> **Task requirements**
In the entries that follow, which lines hold the string "with"? List them.

[Start of Attachment]

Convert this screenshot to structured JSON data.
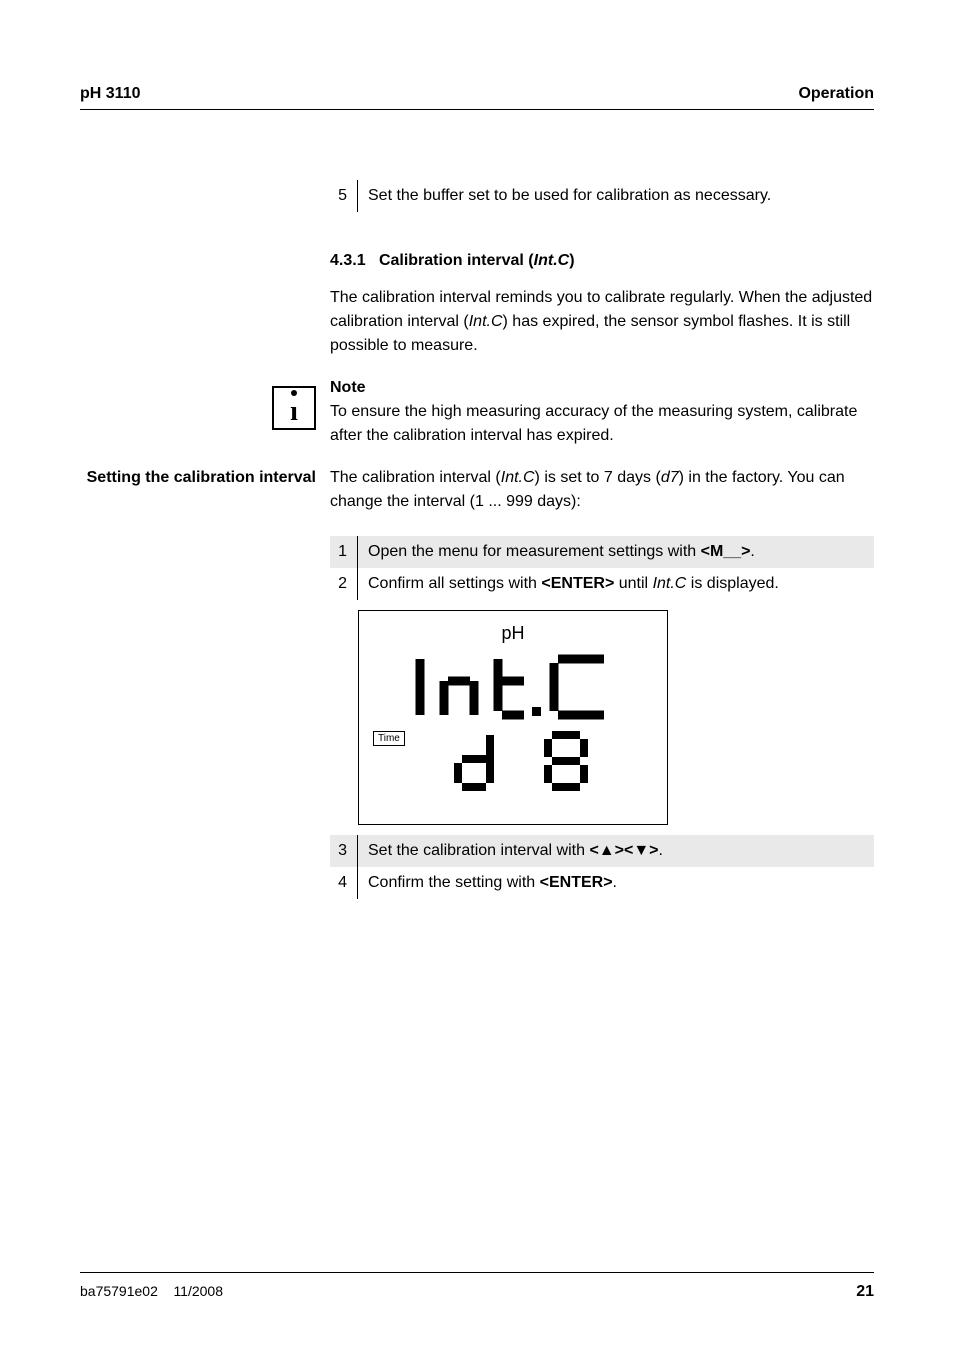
{
  "header": {
    "left": "pH 3110",
    "right": "Operation"
  },
  "step5": {
    "num": "5",
    "text": "Set the buffer set to be used for calibration as necessary."
  },
  "section": {
    "num": "4.3.1",
    "title_pre": "Calibration interval (",
    "title_ital": "Int.C",
    "title_post": ")"
  },
  "para1": {
    "pre": "The calibration interval reminds you to calibrate regularly. When the adjusted calibration interval (",
    "ital": "Int.C",
    "post": ") has expired, the sensor symbol flashes.  It is still possible to measure."
  },
  "note": {
    "heading": "Note",
    "text": "To ensure the high measuring accuracy of the measuring system, calibrate after the calibration interval has expired."
  },
  "side_heading": "Setting the calibration interval",
  "para2": {
    "pre": "The calibration interval (",
    "ital1": "Int.C",
    "mid1": ") is set to 7 days (",
    "ital2": "d7",
    "mid2": ") in the factory. You can change the interval (1 ... 999 days):"
  },
  "steps": {
    "s1": {
      "num": "1",
      "pre": "Open the menu for measurement settings with ",
      "bold": "<M__>",
      "post": "."
    },
    "s2": {
      "num": "2",
      "pre": "Confirm all settings with ",
      "bold": "<ENTER>",
      "mid": " until ",
      "ital": "Int.C",
      "post": " is displayed."
    },
    "s3": {
      "num": "3",
      "pre": "Set the calibration interval with ",
      "b1": "<",
      "a1": "▲",
      "b2": "><",
      "a2": "▼",
      "b3": ">",
      "post": "."
    },
    "s4": {
      "num": "4",
      "pre": "Confirm the setting with ",
      "bold": "<ENTER>",
      "post": "."
    }
  },
  "display": {
    "ph": "pH",
    "time": "Time"
  },
  "footer": {
    "doc": "ba75791e02",
    "date": "11/2008",
    "page": "21"
  }
}
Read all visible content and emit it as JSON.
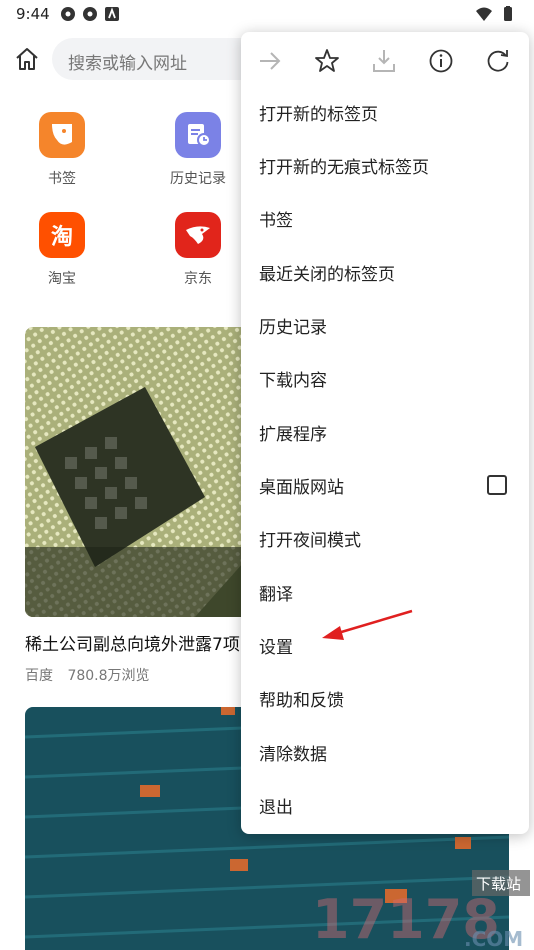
{
  "status_bar": {
    "time": "9:44",
    "icons_left": [
      "settings-icon",
      "settings-icon",
      "notification-icon"
    ],
    "icons_right": [
      "wifi-icon",
      "battery-icon"
    ]
  },
  "address_bar": {
    "home_icon": "home-icon",
    "placeholder": "搜索或输入网址"
  },
  "quick_links": [
    {
      "label": "书签",
      "icon": "bookmark-icon",
      "color": "#f5852b"
    },
    {
      "label": "历史记录",
      "icon": "history-icon",
      "color": "#7b82e6"
    },
    {
      "label": "淘宝",
      "icon": "taobao-icon",
      "color": "#ff5000",
      "glyph": "淘"
    },
    {
      "label": "京东",
      "icon": "jd-icon",
      "color": "#e1251b"
    }
  ],
  "news": {
    "title": "稀土公司副总向境外泄露7项",
    "source": "百度",
    "views": "780.8万浏览"
  },
  "menu": {
    "toolbar": [
      "forward-icon",
      "star-icon",
      "download-icon",
      "info-icon",
      "refresh-icon"
    ],
    "items": [
      {
        "label": "打开新的标签页"
      },
      {
        "label": "打开新的无痕式标签页"
      },
      {
        "label": "书签"
      },
      {
        "label": "最近关闭的标签页"
      },
      {
        "label": "历史记录"
      },
      {
        "label": "下载内容"
      },
      {
        "label": "扩展程序"
      },
      {
        "label": "桌面版网站",
        "checkbox": false
      },
      {
        "label": "打开夜间模式"
      },
      {
        "label": "翻译"
      },
      {
        "label": "设置"
      },
      {
        "label": "帮助和反馈"
      },
      {
        "label": "清除数据"
      },
      {
        "label": "退出"
      }
    ]
  },
  "colors": {
    "annotation_arrow": "#e02020",
    "accent": "#333333"
  },
  "watermark": {
    "text": "17178.COM",
    "badge": "下载站"
  }
}
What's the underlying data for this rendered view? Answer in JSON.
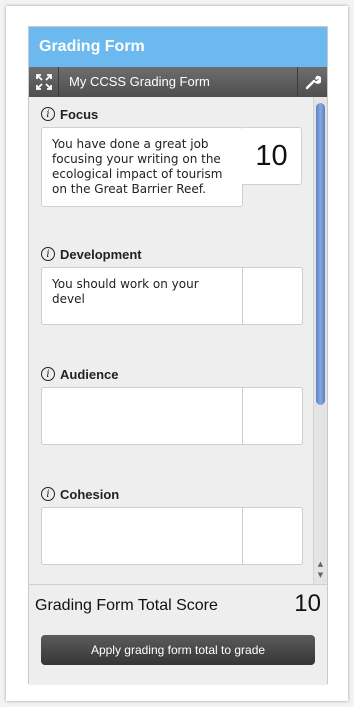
{
  "header": {
    "title": "Grading Form"
  },
  "toolbar": {
    "expand_icon": "expand-icon",
    "title": "My CCSS Grading Form",
    "settings_icon": "wrench-icon"
  },
  "sections": [
    {
      "title": "Focus",
      "comment": "You have done a great job focusing your writing on the ecological impact of tourism on the Great Barrier Reef.",
      "score": "10"
    },
    {
      "title": "Development",
      "comment": "You should work on your devel",
      "score": ""
    },
    {
      "title": "Audience",
      "comment": "",
      "score": ""
    },
    {
      "title": "Cohesion",
      "comment": "",
      "score": ""
    }
  ],
  "footer": {
    "total_label": "Grading Form Total Score",
    "total_value": "10",
    "apply_button": "Apply grading form total to grade"
  },
  "colors": {
    "header_bg": "#6bb9ee",
    "toolbar_bg": "#5a5a5a",
    "scroll_thumb": "#6f93d0"
  }
}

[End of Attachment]

> **Written solution**
      "pre": "Open the menu for measurement settings with ",
      "pre": "Confirm all settings with ",
      "pre": "Set the calibration interval with ",
      "pre": "Confirm the setting with ",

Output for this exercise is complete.